◆ Task to complete:
Retype the material so that each line matches the original exactly.

◆ Exercise input:
=====

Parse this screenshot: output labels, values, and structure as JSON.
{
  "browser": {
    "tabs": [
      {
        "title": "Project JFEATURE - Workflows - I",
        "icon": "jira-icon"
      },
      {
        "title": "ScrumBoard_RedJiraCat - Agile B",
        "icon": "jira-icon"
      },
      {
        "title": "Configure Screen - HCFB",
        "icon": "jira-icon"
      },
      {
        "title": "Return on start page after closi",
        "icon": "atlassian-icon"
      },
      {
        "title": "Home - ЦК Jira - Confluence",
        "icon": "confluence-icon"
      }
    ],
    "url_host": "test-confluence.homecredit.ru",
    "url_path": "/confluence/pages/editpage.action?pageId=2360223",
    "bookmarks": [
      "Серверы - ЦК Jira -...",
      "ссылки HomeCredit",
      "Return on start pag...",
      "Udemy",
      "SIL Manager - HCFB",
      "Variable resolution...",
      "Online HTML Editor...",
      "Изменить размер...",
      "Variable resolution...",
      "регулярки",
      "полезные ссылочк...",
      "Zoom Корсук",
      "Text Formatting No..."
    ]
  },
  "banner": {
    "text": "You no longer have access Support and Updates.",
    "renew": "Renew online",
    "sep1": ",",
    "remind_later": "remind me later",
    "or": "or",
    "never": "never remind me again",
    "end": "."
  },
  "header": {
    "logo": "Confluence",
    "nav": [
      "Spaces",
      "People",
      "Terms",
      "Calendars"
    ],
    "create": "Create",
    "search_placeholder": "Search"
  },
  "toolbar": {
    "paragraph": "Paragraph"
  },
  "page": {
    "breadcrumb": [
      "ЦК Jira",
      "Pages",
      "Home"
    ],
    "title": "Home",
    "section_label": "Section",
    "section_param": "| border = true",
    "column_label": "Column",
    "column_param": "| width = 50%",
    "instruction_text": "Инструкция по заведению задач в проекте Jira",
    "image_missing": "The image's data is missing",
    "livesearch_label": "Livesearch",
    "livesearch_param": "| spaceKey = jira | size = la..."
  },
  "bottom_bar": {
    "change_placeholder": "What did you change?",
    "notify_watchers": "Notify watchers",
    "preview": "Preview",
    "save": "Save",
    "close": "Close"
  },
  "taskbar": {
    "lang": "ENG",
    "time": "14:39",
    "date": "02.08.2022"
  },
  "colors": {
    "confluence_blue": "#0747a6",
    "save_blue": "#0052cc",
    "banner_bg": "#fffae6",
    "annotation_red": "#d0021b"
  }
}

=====

◆ Solution to the exercise:
Parse this screenshot: output labels, values, and structure as JSON.
{
  "browser": {
    "tabs": [
      {
        "title": "Project JFEATURE - Workflows - I",
        "icon": "jira-icon"
      },
      {
        "title": "ScrumBoard_RedJiraCat - Agile B",
        "icon": "jira-icon"
      },
      {
        "title": "Configure Screen - HCFB",
        "icon": "jira-icon"
      },
      {
        "title": "Return on start page after closi",
        "icon": "atlassian-icon"
      },
      {
        "title": "Home - ЦК Jira - Confluence",
        "icon": "confluence-icon"
      }
    ],
    "url_host": "test-confluence.homecredit.ru",
    "url_path": "/confluence/pages/editpage.action?pageId=2360223",
    "bookmarks": [
      "Серверы - ЦК Jira -...",
      "ссылки HomeCredit",
      "Return on start pag...",
      "Udemy",
      "SIL Manager - HCFB",
      "Variable resolution...",
      "Online HTML Editor...",
      "Изменить размер...",
      "Variable resolution...",
      "регулярки",
      "полезные ссылочк...",
      "Zoom Корсук",
      "Text Formatting No..."
    ]
  },
  "banner": {
    "text": "You no longer have access Support and Updates.",
    "renew": "Renew online",
    "sep1": ",",
    "remind_later": "remind me later",
    "or": "or",
    "never": "never remind me again",
    "end": "."
  },
  "header": {
    "logo": "Confluence",
    "nav": [
      "Spaces",
      "People",
      "Terms",
      "Calendars"
    ],
    "create": "Create",
    "search_placeholder": "Search"
  },
  "toolbar": {
    "paragraph": "Paragraph"
  },
  "page": {
    "breadcrumb": [
      "ЦК Jira",
      "Pages",
      "Home"
    ],
    "title": "Home",
    "section_label": "Section",
    "section_param": "| border = true",
    "column_label": "Column",
    "column_param": "| width = 50%",
    "instruction_text": "Инструкция по заведению задач в проекте Jira",
    "image_missing": "The image's data is missing",
    "livesearch_label": "Livesearch",
    "livesearch_param": "| spaceKey = jira | size = la..."
  },
  "bottom_bar": {
    "change_placeholder": "What did you change?",
    "notify_watchers": "Notify watchers",
    "preview": "Preview",
    "save": "Save",
    "close": "Close"
  },
  "taskbar": {
    "lang": "ENG",
    "time": "14:39",
    "date": "02.08.2022"
  },
  "colors": {
    "confluence_blue": "#0747a6",
    "save_blue": "#0052cc",
    "banner_bg": "#fffae6",
    "annotation_red": "#d0021b"
  }
}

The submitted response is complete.